ACTION ITEM:
Check every line of the entries below for the word "Jersey", and copy the ones that have it.

(Source data)
---------------

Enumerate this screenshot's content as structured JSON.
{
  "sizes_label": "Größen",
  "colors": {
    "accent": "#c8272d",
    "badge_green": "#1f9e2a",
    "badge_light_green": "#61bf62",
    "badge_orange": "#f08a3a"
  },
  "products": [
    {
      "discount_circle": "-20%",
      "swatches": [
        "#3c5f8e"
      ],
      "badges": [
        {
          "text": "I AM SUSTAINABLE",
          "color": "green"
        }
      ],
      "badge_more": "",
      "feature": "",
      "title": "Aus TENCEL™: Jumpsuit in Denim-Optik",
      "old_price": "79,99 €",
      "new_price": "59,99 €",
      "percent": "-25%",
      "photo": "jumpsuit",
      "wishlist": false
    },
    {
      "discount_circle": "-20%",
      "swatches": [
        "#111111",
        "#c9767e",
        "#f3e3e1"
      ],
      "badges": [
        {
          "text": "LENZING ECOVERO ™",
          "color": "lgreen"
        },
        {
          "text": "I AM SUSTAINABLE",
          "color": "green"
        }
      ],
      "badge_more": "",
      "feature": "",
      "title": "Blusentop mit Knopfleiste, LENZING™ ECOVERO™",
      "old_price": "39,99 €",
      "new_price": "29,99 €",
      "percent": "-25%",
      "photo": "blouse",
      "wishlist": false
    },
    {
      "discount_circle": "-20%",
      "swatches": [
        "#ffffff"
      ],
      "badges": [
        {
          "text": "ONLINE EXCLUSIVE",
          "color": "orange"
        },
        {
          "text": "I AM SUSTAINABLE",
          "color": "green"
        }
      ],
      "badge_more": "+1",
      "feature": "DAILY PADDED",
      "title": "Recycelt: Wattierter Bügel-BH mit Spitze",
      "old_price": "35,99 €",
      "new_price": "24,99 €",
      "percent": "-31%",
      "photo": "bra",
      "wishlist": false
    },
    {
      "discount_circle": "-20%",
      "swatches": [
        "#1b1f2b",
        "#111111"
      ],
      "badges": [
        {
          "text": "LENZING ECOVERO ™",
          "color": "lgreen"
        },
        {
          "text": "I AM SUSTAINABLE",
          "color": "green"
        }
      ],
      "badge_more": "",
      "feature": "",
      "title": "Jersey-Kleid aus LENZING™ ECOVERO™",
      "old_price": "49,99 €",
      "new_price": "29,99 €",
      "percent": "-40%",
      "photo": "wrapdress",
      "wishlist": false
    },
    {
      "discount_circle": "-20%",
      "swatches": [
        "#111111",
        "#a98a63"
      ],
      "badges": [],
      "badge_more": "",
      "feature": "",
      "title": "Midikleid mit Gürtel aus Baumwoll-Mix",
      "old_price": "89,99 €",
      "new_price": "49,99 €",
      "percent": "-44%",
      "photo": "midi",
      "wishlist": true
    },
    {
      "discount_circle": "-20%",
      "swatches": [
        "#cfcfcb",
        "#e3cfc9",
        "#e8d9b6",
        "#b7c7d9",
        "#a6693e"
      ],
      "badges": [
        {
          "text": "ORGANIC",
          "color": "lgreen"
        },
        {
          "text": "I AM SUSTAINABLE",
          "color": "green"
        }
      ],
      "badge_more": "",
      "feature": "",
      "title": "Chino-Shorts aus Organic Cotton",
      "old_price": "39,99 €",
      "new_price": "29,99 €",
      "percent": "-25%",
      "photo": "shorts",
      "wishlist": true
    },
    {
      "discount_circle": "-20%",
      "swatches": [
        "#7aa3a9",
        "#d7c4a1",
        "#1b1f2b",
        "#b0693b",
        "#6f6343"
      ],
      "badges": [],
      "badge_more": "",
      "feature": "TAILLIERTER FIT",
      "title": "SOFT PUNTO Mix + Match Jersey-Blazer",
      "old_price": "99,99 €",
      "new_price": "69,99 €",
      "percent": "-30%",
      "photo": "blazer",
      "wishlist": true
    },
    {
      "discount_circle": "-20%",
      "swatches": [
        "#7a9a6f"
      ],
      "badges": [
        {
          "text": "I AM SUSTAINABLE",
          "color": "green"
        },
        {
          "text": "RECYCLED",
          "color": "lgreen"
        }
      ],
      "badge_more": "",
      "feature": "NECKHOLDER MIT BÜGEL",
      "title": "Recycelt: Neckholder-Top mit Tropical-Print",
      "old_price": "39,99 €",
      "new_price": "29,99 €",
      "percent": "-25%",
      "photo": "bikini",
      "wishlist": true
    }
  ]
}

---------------

REPLY:
      "title": "Jersey-Kleid aus LENZING™ ECOVERO™",
      "title": "SOFT PUNTO Mix + Match Jersey-Blazer",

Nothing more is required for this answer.